Re: Post your approach (response to post by MightyByte)
My approach was very similar to what has been already posted:

* Phase 1
Calculate frequency of each color (K-1 guesses at most)

* Phase 2
Generate random permutation (1 guess)

* Phase 3
Search for a code that minimizes:
cost = sum over all guesses{ abs(expected hits - code hits) }

(in other words, search for the code "more consistent" with all the previous guesses)

The search was performed in the following way:

a) start with the best guess so far (the one with the most hits)
b) randomly mutate the guess by swapping two pegs (of different color)
c) calculate the delta of the cost; improvements (ie. negative deltas) are always kept while degradations are randomly kept (I used a simulated annealing probability schedule)
d) repeat from step b until the temperature reaches zero

BTW, I also thought about adding the brute-force algorithm for the smaller cases since it scored way higher (more than 3 on average on my tests) but I didn't wanted to take (again) the risk of submitting in the final hours (my entries have already "suffered" enough because of that). Anyway, I keep wondering how big an improvement I did despise... lyc1977: do you have an estimate on your improvement for brute-forcing the smaller cases?
Re: Post your approach (response to post by MightyByte)
My approach was very similar to what has been already posted:

* Phase 1
Calculate frequency of each color (K-1 guesses at most)

* Phase 2
Generate random permutation (1 guess)

* Phase 3
Search for a code that minimizes:
cost = sum over all guesses{ abs(expected hits - code hits) }

(in other words, search for the code "more consistent" with all the previous guesses)

The search was performed in the following way:

a) start with the best guess so far (the one with the most hits)
b) randomly mutate the guess by swapping two pegs (of different color)
c) calculating the delta of the cost; improvements (ie. negative deltas) are always kept while degradations are randomly kept (I used a simulated annealing probability schedule)
d) repeat from step b until the temperature reaches zero

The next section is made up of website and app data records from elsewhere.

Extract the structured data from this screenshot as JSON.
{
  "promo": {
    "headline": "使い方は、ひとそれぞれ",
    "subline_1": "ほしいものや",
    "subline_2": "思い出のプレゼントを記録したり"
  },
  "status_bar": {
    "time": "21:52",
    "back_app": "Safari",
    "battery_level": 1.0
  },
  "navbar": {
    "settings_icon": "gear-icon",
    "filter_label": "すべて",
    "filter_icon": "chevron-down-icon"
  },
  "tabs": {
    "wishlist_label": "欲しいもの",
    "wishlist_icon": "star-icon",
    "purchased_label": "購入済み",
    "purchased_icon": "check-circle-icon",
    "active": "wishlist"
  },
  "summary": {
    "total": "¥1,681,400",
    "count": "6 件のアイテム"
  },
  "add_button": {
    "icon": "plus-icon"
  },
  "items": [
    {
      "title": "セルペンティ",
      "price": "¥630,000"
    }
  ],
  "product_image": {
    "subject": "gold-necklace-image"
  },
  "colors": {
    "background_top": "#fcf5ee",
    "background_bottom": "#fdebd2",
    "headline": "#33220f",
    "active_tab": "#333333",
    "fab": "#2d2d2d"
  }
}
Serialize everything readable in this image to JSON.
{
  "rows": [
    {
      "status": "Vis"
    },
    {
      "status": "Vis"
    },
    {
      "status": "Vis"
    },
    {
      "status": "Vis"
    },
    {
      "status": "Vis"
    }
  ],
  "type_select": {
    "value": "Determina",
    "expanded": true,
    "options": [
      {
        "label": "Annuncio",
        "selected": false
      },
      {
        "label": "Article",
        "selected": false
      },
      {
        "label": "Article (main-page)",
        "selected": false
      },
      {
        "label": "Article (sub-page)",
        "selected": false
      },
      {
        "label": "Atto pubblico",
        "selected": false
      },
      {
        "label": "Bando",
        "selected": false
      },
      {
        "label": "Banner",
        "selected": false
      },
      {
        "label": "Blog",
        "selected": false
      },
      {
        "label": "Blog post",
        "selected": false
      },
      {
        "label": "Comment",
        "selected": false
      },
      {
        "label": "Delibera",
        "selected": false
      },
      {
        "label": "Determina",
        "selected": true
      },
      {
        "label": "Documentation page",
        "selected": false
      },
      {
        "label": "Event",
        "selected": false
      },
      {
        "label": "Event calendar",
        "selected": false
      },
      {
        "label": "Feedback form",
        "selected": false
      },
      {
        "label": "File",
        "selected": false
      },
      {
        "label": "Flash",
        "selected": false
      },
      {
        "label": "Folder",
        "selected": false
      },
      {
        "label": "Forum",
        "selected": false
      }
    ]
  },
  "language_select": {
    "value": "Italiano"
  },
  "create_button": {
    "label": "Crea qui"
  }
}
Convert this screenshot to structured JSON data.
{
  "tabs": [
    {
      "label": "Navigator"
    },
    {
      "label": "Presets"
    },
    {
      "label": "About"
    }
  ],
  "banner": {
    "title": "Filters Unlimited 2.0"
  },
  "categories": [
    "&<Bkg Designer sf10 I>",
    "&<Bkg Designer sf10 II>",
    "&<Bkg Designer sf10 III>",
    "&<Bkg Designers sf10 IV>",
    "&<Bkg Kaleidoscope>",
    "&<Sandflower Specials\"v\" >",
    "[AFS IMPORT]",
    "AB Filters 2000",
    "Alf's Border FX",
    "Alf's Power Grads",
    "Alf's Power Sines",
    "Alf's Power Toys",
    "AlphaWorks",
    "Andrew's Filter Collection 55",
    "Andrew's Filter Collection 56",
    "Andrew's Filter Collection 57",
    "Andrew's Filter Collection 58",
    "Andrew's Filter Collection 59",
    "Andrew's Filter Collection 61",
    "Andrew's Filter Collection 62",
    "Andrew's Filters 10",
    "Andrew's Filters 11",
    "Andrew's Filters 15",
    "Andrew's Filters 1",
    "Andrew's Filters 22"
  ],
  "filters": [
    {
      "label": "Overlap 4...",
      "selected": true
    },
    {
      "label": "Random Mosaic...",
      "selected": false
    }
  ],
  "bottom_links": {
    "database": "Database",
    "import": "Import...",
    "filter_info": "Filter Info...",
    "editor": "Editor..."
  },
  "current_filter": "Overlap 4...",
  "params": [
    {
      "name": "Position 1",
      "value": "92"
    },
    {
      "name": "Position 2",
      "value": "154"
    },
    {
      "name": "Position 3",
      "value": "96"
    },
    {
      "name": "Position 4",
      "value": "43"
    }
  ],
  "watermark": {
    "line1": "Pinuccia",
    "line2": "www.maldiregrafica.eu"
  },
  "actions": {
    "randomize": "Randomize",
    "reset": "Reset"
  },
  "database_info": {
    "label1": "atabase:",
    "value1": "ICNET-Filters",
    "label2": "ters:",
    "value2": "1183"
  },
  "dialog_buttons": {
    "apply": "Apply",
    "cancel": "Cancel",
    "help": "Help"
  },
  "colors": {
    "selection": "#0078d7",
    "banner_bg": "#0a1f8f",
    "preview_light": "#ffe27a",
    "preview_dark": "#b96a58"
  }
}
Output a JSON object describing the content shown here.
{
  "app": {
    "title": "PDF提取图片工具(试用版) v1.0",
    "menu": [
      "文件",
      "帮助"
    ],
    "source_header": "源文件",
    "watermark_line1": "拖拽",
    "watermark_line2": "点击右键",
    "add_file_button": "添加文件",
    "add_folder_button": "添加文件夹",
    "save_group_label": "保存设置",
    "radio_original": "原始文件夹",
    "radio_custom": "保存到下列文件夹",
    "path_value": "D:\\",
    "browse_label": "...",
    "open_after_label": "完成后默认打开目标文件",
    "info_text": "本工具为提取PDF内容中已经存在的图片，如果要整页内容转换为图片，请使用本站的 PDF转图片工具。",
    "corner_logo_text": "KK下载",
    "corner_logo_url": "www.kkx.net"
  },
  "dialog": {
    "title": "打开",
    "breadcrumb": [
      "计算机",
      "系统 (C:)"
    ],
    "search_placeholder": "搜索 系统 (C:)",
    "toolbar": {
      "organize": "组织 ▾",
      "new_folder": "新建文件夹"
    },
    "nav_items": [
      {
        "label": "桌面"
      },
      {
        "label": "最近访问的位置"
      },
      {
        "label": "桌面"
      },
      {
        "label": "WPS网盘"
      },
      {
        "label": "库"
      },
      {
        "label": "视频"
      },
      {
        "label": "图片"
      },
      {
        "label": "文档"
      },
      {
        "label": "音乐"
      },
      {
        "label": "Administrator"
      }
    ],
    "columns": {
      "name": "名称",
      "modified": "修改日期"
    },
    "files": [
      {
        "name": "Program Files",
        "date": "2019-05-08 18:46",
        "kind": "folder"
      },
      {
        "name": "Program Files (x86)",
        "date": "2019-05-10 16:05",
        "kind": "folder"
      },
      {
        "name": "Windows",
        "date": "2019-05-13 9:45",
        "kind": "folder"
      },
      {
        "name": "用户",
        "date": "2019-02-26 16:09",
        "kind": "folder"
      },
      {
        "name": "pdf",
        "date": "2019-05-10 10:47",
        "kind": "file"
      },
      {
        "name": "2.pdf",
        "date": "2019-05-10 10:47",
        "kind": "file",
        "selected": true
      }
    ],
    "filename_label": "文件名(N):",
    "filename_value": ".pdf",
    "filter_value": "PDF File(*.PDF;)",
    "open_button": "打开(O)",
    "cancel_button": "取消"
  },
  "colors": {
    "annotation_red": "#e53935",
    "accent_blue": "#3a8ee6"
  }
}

BTW, I also thought about adding the brute-force algorithm for the smaller cases since it scored way higher (more than 3 on average on my tests) but I didn't wanted to take (again) the risk of submitting in the final hours (my entries have already "suffered" enough because of that). Anyway, I keep wondering how big an improvement I did despise... lyc1977: do you have an estimate on your improvement for brute-forcing the smaller cases?